> _Directions_
Please return every line from the entries that has the string "value" in it.

[Dataset rows for apps and sites]
####
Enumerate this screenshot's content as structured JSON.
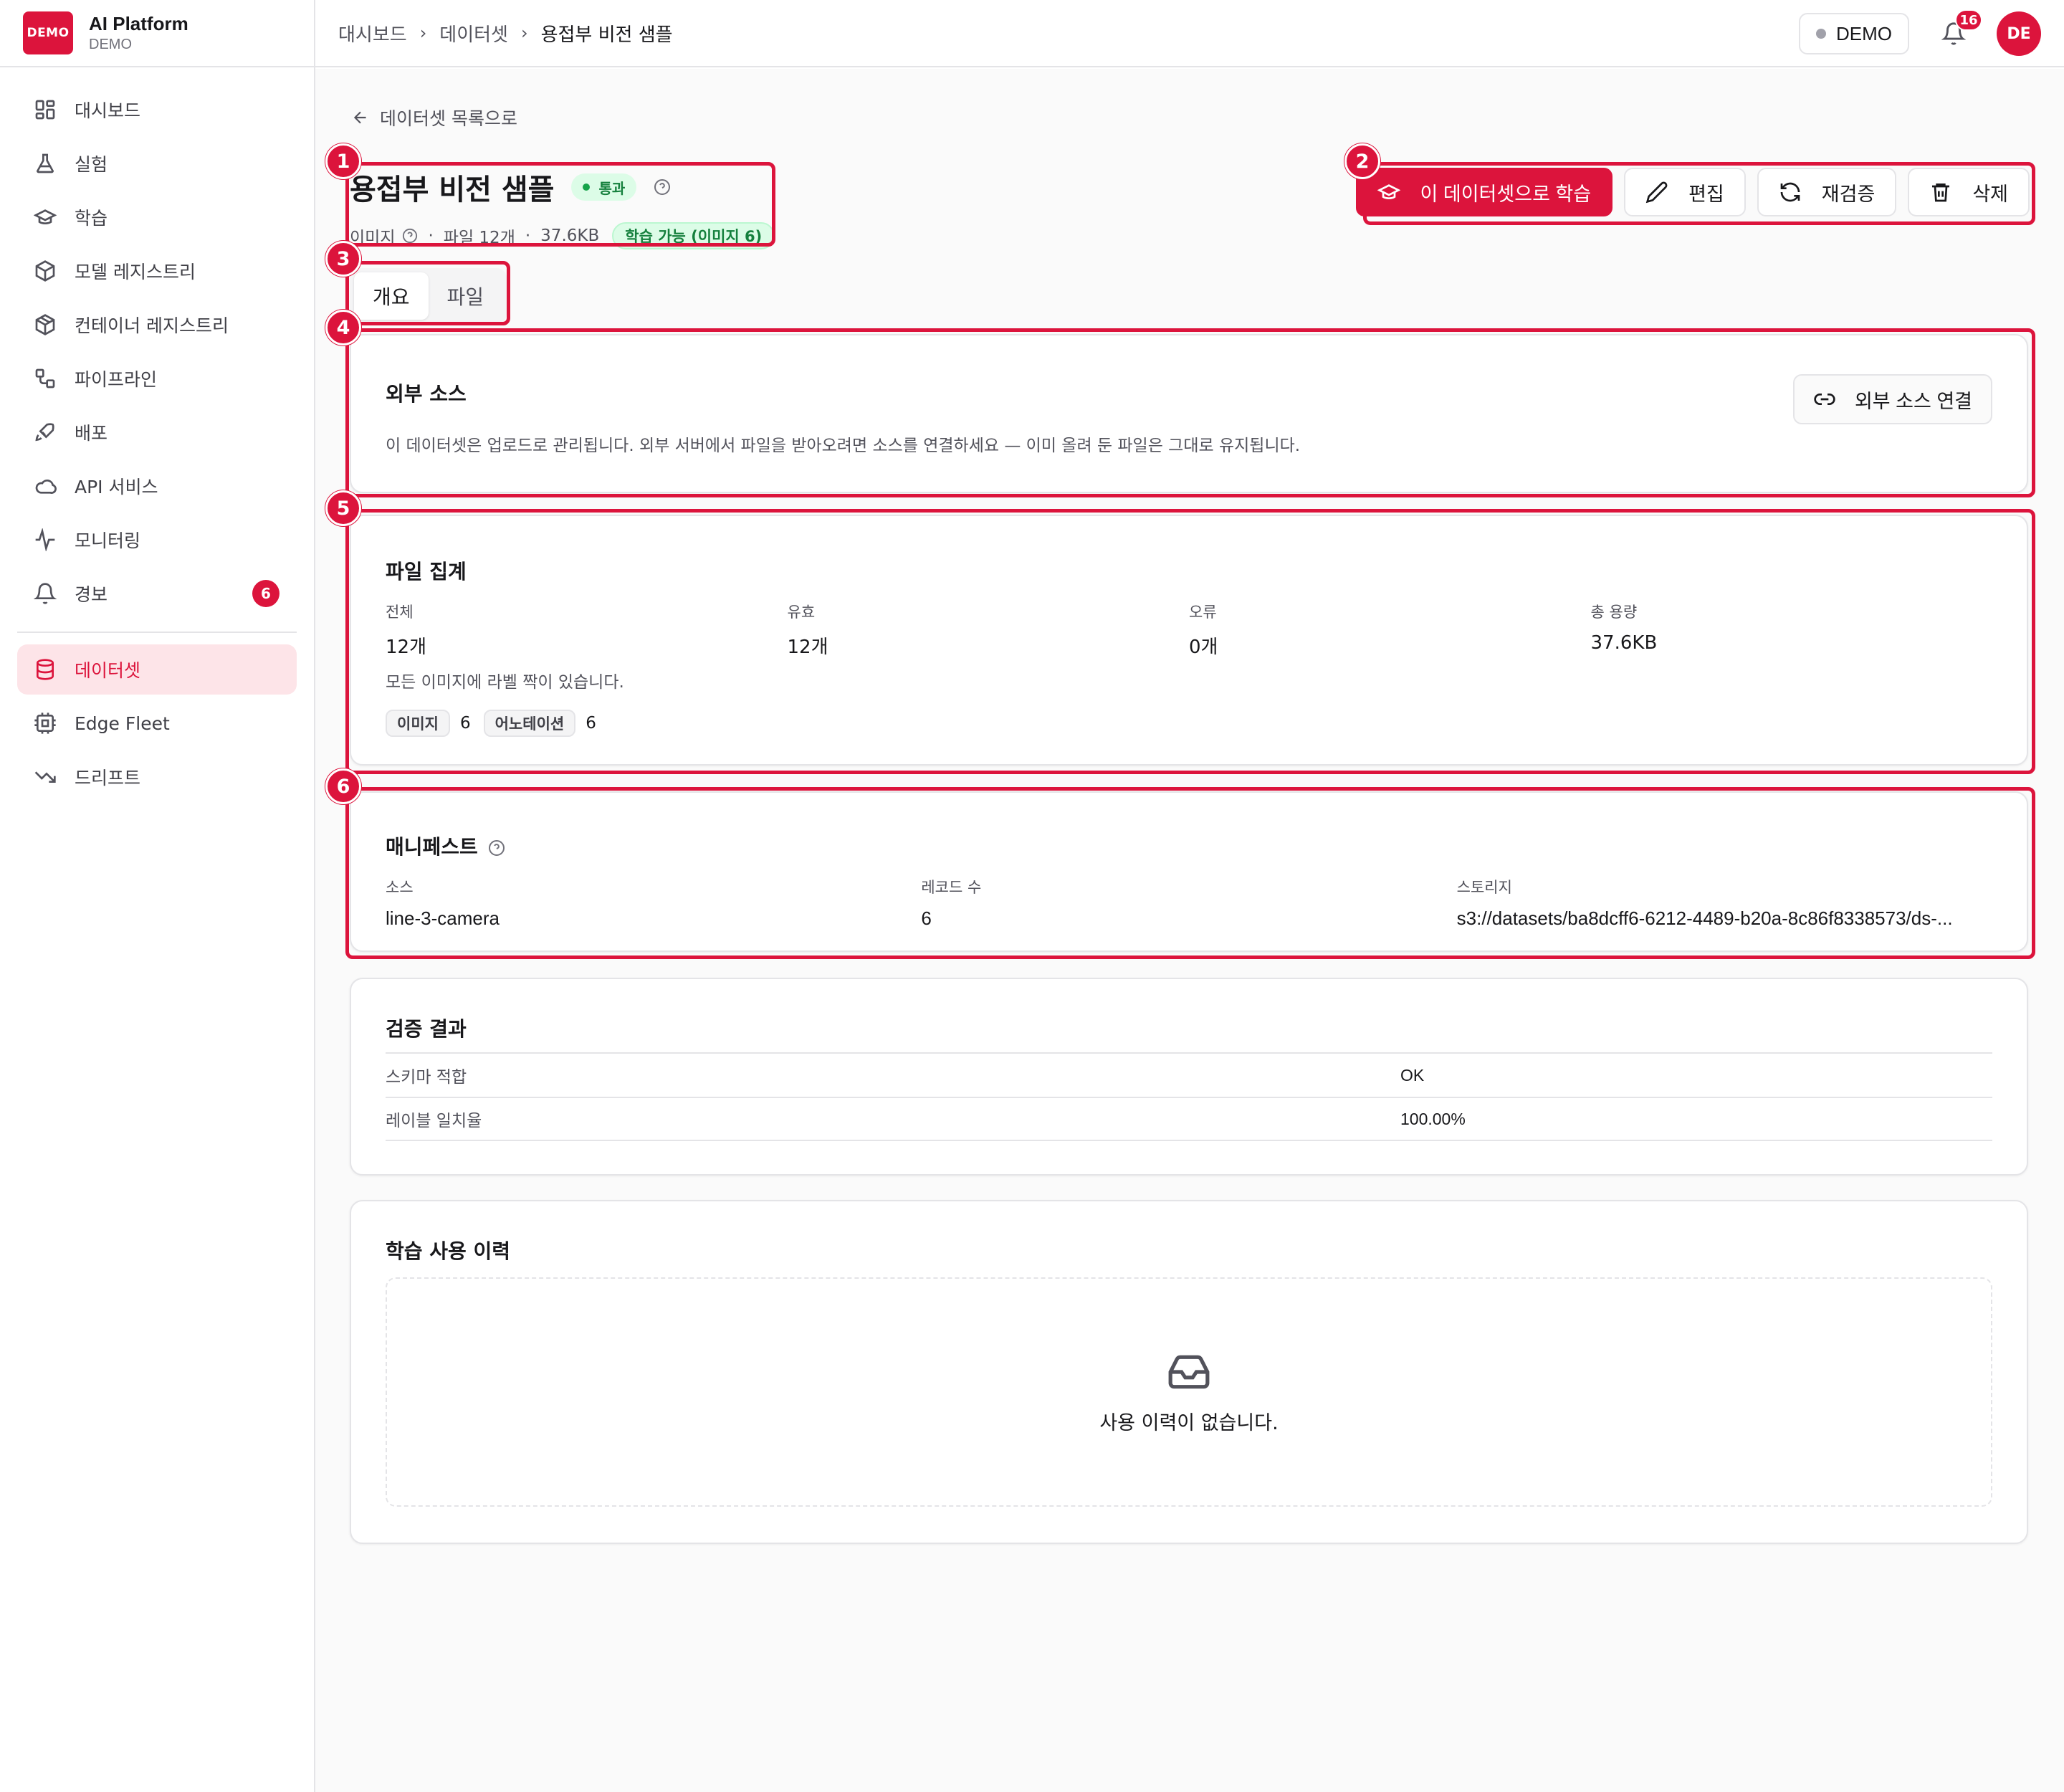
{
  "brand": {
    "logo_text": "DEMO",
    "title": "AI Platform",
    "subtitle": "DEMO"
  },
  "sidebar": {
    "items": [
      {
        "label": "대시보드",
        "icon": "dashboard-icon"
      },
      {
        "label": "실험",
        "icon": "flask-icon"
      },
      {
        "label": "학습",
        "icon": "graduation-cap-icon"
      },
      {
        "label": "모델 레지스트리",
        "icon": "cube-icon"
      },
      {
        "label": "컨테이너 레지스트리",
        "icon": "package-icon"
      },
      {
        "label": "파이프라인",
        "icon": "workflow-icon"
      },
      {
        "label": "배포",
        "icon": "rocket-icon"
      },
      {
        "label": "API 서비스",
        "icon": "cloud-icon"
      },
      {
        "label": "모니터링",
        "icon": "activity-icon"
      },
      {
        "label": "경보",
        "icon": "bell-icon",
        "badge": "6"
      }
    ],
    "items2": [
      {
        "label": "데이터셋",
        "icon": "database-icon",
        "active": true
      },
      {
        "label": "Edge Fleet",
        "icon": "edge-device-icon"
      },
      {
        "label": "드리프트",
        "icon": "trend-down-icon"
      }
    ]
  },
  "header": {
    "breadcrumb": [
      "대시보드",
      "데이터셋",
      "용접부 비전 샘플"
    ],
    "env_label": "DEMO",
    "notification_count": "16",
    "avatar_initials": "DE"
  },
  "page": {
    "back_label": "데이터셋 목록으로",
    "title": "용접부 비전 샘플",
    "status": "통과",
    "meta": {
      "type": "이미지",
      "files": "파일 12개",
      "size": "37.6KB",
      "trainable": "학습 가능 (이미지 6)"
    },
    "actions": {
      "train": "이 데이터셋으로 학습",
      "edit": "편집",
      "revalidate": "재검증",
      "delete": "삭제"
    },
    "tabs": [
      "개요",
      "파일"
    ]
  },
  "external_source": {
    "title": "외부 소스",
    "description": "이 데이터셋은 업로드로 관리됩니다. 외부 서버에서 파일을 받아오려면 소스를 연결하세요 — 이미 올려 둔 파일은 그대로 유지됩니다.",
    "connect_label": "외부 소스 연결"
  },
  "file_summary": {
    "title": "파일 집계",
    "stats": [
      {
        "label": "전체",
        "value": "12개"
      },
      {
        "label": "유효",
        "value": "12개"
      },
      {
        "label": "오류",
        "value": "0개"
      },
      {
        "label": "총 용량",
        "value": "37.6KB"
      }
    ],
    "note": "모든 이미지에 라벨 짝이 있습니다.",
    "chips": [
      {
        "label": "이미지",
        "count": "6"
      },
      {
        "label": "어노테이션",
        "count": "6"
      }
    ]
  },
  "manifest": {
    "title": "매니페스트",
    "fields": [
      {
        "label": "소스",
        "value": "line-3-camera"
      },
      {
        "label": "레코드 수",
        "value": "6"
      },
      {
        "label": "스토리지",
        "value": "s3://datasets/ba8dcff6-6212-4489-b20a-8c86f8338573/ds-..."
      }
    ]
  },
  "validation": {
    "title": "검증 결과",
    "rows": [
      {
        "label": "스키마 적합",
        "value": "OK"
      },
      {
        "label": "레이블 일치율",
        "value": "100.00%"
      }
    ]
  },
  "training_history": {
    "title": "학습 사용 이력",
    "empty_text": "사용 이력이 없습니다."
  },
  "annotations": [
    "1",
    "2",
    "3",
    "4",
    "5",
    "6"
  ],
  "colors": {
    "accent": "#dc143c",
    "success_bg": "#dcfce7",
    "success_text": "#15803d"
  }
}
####
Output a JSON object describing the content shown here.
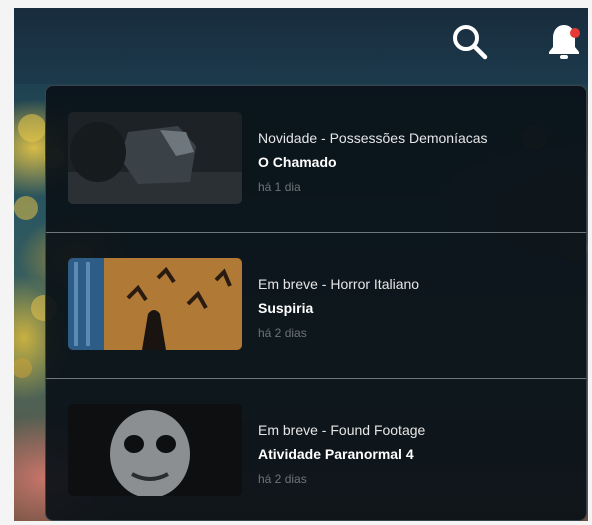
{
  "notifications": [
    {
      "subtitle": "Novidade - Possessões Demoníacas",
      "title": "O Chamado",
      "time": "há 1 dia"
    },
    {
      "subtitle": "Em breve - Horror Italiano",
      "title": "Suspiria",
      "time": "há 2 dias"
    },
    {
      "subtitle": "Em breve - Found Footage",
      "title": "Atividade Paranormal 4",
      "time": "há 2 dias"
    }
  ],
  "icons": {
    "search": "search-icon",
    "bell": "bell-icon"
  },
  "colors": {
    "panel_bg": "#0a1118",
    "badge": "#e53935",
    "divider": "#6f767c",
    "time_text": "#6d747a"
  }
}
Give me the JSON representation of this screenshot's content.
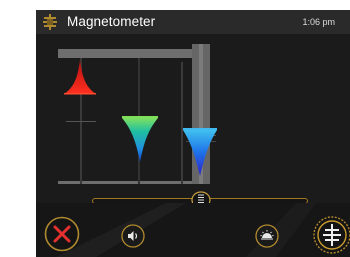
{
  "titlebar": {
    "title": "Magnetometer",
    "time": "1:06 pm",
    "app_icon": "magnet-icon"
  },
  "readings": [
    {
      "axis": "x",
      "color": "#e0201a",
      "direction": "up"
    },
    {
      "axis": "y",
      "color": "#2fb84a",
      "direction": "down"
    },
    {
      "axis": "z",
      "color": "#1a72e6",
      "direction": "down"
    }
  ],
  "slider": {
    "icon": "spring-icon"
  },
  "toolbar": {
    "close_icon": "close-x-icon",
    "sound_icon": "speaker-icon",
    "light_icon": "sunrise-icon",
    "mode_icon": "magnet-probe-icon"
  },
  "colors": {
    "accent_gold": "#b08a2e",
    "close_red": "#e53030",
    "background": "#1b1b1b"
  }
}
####
> _Your solution_
        "value": "12개"
        "value": "12개"
        "value": "0개"
        "value": "37.6KB"
        "value": "line-3-camera"
        "value": "6"
        "value": "s3://datasets/ba8dcff6-6212-4489-b20a-8c86f8338573/ds-..."
        "value": "OK"
        "value": "100.00%"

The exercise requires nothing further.